Reproduce the records word for word, apart from the images they contain.

PROVIDED RECORDS:
# # # #
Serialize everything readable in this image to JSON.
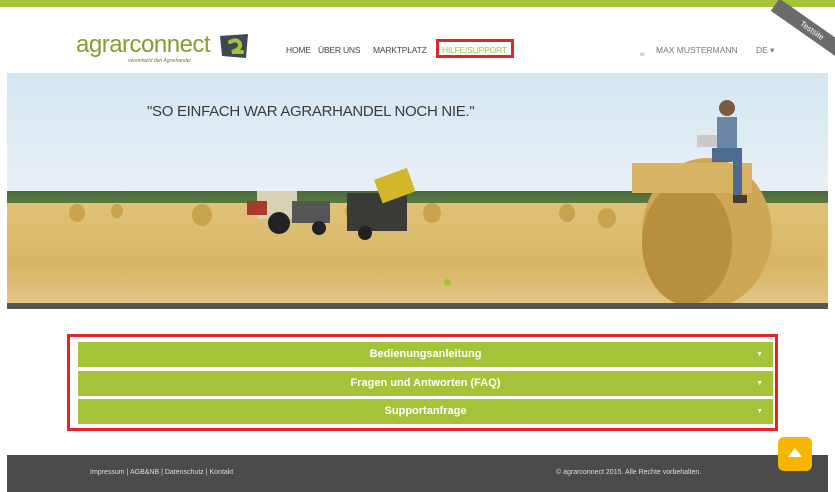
{
  "header": {
    "logo": {
      "agrar": "agrar",
      "connect": "connect",
      "tagline": "vereinfacht den Agrarhandel"
    },
    "nav": [
      {
        "label": "HOME"
      },
      {
        "label": "ÜBER UNS"
      },
      {
        "label": "MARKTPLATZ"
      },
      {
        "label": "HILFE/SUPPORT"
      }
    ],
    "user": "MAX MUSTERMANN",
    "user_tag": "AI",
    "language": "DE ▾",
    "test_ribbon": "Testsite"
  },
  "hero": {
    "quote": "\"SO EINFACH WAR AGRARHANDEL NOCH NIE.\""
  },
  "accordion": [
    {
      "label": "Bedienungsanleitung"
    },
    {
      "label": "Fragen und Antworten (FAQ)"
    },
    {
      "label": "Supportanfrage"
    }
  ],
  "footer": {
    "links": [
      "Impressum",
      "AGB&NB",
      "Datenschutz",
      "Kontakt"
    ],
    "separator": " | ",
    "copyright": "© agrarconnect 2015. Alle Rechte vorbehalten."
  },
  "colors": {
    "brand_green": "#a5c338",
    "highlight_red": "#e3242b",
    "footer_bg": "#4b4b4b",
    "scroll_button": "#f7b500"
  }
}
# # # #
SOLVED PROBLEM:
Serialize everything readable in this image to JSON.
{
  "header": {
    "logo": {
      "agrar": "agrar",
      "connect": "connect",
      "tagline": "vereinfacht den Agrarhandel"
    },
    "nav": [
      {
        "label": "HOME"
      },
      {
        "label": "ÜBER UNS"
      },
      {
        "label": "MARKTPLATZ"
      },
      {
        "label": "HILFE/SUPPORT"
      }
    ],
    "user": "MAX MUSTERMANN",
    "user_tag": "AI",
    "language": "DE ▾",
    "test_ribbon": "Testsite"
  },
  "hero": {
    "quote": "\"SO EINFACH WAR AGRARHANDEL NOCH NIE.\""
  },
  "accordion": [
    {
      "label": "Bedienungsanleitung"
    },
    {
      "label": "Fragen und Antworten (FAQ)"
    },
    {
      "label": "Supportanfrage"
    }
  ],
  "footer": {
    "links": [
      "Impressum",
      "AGB&NB",
      "Datenschutz",
      "Kontakt"
    ],
    "separator": " | ",
    "copyright": "© agrarconnect 2015. Alle Rechte vorbehalten."
  },
  "colors": {
    "brand_green": "#a5c338",
    "highlight_red": "#e3242b",
    "footer_bg": "#4b4b4b",
    "scroll_button": "#f7b500"
  }
}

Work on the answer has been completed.